==== RECORD EXTRACTS ====

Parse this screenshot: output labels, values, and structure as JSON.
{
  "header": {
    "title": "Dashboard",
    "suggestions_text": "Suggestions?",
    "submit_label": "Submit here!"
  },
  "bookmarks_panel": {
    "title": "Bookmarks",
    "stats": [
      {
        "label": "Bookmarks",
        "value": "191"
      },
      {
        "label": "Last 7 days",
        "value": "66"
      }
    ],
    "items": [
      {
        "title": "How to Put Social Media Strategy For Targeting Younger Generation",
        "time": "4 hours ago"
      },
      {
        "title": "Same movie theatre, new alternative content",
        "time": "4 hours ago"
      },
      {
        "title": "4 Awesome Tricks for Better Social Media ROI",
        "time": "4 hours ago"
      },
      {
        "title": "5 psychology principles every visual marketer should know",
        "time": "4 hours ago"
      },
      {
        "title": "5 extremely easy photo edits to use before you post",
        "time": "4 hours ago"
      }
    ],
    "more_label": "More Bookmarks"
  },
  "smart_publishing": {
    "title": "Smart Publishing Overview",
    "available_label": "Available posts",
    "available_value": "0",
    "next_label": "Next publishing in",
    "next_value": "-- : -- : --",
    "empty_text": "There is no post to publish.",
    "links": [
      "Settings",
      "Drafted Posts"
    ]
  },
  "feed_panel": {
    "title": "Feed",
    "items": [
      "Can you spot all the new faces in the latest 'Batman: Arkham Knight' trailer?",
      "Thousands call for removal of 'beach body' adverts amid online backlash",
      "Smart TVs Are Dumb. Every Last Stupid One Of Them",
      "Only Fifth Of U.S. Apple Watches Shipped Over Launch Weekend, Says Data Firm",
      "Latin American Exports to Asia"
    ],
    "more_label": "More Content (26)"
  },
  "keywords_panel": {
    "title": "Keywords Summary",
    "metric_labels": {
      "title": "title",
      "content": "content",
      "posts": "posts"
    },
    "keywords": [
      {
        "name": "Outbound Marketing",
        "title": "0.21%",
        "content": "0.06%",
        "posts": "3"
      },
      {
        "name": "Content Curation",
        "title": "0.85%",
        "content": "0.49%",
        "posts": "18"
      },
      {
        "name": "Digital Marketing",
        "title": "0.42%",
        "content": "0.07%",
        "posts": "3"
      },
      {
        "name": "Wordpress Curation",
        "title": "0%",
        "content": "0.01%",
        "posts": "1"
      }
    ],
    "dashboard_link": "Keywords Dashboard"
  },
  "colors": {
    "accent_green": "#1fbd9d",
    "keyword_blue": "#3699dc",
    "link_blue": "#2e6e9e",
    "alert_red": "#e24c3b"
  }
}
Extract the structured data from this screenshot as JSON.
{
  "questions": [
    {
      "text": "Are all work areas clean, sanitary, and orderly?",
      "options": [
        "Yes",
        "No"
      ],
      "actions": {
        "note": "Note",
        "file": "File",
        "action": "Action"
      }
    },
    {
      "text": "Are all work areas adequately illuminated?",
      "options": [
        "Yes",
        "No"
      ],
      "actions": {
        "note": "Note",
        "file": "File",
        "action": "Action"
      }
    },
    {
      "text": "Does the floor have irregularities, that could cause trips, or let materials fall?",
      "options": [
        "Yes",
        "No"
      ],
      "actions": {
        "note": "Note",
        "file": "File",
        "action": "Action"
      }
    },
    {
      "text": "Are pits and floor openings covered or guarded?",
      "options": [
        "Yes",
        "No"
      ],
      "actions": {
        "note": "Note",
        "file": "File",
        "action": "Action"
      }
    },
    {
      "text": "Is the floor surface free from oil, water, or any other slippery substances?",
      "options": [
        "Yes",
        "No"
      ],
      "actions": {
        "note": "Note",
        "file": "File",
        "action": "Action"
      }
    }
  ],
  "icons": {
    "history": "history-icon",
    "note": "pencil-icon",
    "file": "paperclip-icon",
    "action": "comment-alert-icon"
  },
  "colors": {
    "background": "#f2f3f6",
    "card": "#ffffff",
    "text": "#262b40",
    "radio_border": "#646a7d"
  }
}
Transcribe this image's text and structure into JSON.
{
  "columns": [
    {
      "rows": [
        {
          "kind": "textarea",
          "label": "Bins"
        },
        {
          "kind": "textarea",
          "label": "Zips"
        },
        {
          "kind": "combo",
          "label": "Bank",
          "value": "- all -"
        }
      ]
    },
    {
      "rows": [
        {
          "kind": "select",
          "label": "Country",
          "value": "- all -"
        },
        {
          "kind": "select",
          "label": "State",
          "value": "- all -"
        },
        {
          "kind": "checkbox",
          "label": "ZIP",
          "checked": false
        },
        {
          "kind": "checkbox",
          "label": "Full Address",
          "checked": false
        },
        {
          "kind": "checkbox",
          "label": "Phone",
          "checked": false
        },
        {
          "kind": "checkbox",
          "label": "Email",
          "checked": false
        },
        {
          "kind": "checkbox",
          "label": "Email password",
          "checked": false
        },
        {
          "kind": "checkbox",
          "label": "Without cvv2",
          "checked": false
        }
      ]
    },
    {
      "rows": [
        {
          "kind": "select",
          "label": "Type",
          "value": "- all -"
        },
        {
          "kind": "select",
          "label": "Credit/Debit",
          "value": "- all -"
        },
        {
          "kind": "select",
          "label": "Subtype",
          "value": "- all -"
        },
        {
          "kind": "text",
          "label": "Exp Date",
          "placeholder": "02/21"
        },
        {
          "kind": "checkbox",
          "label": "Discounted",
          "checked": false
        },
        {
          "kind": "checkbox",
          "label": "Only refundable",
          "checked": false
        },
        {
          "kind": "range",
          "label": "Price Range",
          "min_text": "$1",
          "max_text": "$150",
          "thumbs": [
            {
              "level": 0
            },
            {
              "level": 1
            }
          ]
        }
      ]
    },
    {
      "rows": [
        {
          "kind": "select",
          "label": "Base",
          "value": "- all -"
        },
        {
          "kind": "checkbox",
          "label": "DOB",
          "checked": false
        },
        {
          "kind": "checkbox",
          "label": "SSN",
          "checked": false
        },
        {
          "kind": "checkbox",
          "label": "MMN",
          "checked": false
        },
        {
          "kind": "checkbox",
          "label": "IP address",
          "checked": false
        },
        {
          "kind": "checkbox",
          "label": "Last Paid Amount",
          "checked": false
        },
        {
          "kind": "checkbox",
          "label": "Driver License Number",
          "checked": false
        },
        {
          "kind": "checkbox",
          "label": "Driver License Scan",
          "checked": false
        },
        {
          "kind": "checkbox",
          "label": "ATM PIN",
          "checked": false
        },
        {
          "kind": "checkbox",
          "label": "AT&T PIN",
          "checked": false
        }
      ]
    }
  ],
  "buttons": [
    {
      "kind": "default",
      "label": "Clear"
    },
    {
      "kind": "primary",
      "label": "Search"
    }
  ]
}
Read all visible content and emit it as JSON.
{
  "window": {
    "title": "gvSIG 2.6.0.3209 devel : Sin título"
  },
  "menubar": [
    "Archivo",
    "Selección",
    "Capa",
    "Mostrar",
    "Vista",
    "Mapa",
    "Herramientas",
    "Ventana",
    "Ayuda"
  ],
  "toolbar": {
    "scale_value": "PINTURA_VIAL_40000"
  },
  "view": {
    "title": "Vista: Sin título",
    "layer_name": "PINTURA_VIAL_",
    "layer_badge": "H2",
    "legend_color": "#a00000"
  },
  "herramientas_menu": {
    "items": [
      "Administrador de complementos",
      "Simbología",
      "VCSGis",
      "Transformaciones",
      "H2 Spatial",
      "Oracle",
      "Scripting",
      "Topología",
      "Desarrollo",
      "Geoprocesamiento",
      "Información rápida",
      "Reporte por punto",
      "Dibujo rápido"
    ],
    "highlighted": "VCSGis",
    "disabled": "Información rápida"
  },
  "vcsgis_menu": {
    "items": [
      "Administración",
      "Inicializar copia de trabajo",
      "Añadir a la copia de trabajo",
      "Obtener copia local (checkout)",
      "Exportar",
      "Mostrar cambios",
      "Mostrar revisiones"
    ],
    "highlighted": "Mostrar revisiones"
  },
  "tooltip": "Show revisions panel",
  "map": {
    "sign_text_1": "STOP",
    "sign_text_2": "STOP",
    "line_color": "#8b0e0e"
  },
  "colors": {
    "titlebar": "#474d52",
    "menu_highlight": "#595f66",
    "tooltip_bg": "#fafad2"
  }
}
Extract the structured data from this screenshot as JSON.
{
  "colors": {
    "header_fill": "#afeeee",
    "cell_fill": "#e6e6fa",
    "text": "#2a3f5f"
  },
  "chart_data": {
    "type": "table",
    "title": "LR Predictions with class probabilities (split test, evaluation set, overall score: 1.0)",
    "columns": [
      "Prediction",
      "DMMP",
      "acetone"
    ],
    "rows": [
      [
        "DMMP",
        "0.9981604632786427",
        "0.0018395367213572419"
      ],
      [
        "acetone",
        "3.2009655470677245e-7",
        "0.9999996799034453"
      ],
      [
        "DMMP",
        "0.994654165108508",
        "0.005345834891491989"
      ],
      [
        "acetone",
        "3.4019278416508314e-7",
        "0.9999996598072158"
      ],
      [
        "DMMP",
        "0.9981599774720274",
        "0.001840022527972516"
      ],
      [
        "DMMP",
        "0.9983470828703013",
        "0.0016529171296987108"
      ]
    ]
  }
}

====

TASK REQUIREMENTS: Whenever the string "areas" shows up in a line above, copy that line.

RESPONSE FOR THIS EXERCISE:
      "text": "Are all work areas clean, sanitary, and orderly?",
      "text": "Are all work areas adequately illuminated?",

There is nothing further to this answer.